Exercise: Retype the data below without altering anything.
--- --- ---
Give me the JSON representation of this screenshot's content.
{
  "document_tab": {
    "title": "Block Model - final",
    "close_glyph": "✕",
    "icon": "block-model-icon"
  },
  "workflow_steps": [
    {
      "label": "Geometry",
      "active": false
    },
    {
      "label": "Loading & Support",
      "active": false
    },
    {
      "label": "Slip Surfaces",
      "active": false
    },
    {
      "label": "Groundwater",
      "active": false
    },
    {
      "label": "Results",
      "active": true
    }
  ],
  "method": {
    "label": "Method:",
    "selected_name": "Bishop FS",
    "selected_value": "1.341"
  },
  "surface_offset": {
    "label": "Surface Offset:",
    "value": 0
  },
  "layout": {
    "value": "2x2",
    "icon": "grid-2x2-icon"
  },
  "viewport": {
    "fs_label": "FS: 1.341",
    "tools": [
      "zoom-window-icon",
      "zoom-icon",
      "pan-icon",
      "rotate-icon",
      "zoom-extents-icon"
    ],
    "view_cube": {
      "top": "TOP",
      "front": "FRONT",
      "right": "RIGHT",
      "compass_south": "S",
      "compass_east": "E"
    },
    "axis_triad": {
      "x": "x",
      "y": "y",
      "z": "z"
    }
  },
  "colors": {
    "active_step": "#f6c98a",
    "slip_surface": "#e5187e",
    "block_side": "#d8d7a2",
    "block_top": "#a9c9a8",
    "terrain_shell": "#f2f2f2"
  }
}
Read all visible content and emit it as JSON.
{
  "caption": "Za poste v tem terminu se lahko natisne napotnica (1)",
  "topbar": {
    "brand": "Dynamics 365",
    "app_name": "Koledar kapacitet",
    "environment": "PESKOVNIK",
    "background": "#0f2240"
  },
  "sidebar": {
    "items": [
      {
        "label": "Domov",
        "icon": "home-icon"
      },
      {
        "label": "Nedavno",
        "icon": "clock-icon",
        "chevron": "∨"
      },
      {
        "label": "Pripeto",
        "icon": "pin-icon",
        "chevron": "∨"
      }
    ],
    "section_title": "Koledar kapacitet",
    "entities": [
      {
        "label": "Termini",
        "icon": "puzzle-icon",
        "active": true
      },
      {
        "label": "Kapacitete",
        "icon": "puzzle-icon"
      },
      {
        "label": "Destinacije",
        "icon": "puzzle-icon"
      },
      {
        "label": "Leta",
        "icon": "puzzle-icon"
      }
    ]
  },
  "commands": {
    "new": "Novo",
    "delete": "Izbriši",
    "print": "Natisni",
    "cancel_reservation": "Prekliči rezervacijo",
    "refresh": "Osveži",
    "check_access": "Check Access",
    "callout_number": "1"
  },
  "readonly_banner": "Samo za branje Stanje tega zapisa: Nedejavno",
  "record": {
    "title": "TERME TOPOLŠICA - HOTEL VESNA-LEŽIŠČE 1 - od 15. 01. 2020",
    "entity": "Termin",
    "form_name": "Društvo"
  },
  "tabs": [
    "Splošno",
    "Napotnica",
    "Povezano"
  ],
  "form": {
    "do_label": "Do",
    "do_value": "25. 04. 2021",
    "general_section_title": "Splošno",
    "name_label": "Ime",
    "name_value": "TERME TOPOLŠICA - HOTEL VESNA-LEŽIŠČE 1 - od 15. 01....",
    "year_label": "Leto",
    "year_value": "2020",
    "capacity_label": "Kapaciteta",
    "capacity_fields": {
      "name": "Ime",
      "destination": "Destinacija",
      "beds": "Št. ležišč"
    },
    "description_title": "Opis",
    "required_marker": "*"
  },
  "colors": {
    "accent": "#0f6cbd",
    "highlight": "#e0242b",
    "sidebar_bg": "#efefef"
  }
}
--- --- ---
Result of this task:
Give me the JSON representation of this screenshot's content.
{
  "document_tab": {
    "title": "Block Model - final",
    "close_glyph": "✕",
    "icon": "block-model-icon"
  },
  "workflow_steps": [
    {
      "label": "Geometry",
      "active": false
    },
    {
      "label": "Loading & Support",
      "active": false
    },
    {
      "label": "Slip Surfaces",
      "active": false
    },
    {
      "label": "Groundwater",
      "active": false
    },
    {
      "label": "Results",
      "active": true
    }
  ],
  "method": {
    "label": "Method:",
    "selected_name": "Bishop FS",
    "selected_value": "1.341"
  },
  "surface_offset": {
    "label": "Surface Offset:",
    "value": 0
  },
  "layout": {
    "value": "2x2",
    "icon": "grid-2x2-icon"
  },
  "viewport": {
    "fs_label": "FS: 1.341",
    "tools": [
      "zoom-window-icon",
      "zoom-icon",
      "pan-icon",
      "rotate-icon",
      "zoom-extents-icon"
    ],
    "view_cube": {
      "top": "TOP",
      "front": "FRONT",
      "right": "RIGHT",
      "compass_south": "S",
      "compass_east": "E"
    },
    "axis_triad": {
      "x": "x",
      "y": "y",
      "z": "z"
    }
  },
  "colors": {
    "active_step": "#f6c98a",
    "slip_surface": "#e5187e",
    "block_side": "#d8d7a2",
    "block_top": "#a9c9a8",
    "terrain_shell": "#f2f2f2"
  }
}
Read all visible content and emit it as JSON.
{
  "caption": "Za poste v tem terminu se lahko natisne napotnica (1)",
  "topbar": {
    "brand": "Dynamics 365",
    "app_name": "Koledar kapacitet",
    "environment": "PESKOVNIK",
    "background": "#0f2240"
  },
  "sidebar": {
    "items": [
      {
        "label": "Domov",
        "icon": "home-icon"
      },
      {
        "label": "Nedavno",
        "icon": "clock-icon",
        "chevron": "∨"
      },
      {
        "label": "Pripeto",
        "icon": "pin-icon",
        "chevron": "∨"
      }
    ],
    "section_title": "Koledar kapacitet",
    "entities": [
      {
        "label": "Termini",
        "icon": "puzzle-icon",
        "active": true
      },
      {
        "label": "Kapacitete",
        "icon": "puzzle-icon"
      },
      {
        "label": "Destinacije",
        "icon": "puzzle-icon"
      },
      {
        "label": "Leta",
        "icon": "puzzle-icon"
      }
    ]
  },
  "commands": {
    "new": "Novo",
    "delete": "Izbriši",
    "print": "Natisni",
    "cancel_reservation": "Prekliči rezervacijo",
    "refresh": "Osveži",
    "check_access": "Check Access",
    "callout_number": "1"
  },
  "readonly_banner": "Samo za branje Stanje tega zapisa: Nedejavno",
  "record": {
    "title": "TERME TOPOLŠICA - HOTEL VESNA-LEŽIŠČE 1 - od 15. 01. 2020",
    "entity": "Termin",
    "form_name": "Društvo"
  },
  "tabs": [
    "Splošno",
    "Napotnica",
    "Povezano"
  ],
  "form": {
    "do_label": "Do",
    "do_value": "25. 04. 2021",
    "general_section_title": "Splošno",
    "name_label": "Ime",
    "name_value": "TERME TOPOLŠICA - HOTEL VESNA-LEŽIŠČE 1 - od 15. 01....",
    "year_label": "Leto",
    "year_value": "2020",
    "capacity_label": "Kapaciteta",
    "capacity_fields": {
      "name": "Ime",
      "destination": "Destinacija",
      "beds": "Št. ležišč"
    },
    "description_title": "Opis",
    "required_marker": "*"
  },
  "colors": {
    "accent": "#0f6cbd",
    "highlight": "#e0242b",
    "sidebar_bg": "#efefef"
  }
}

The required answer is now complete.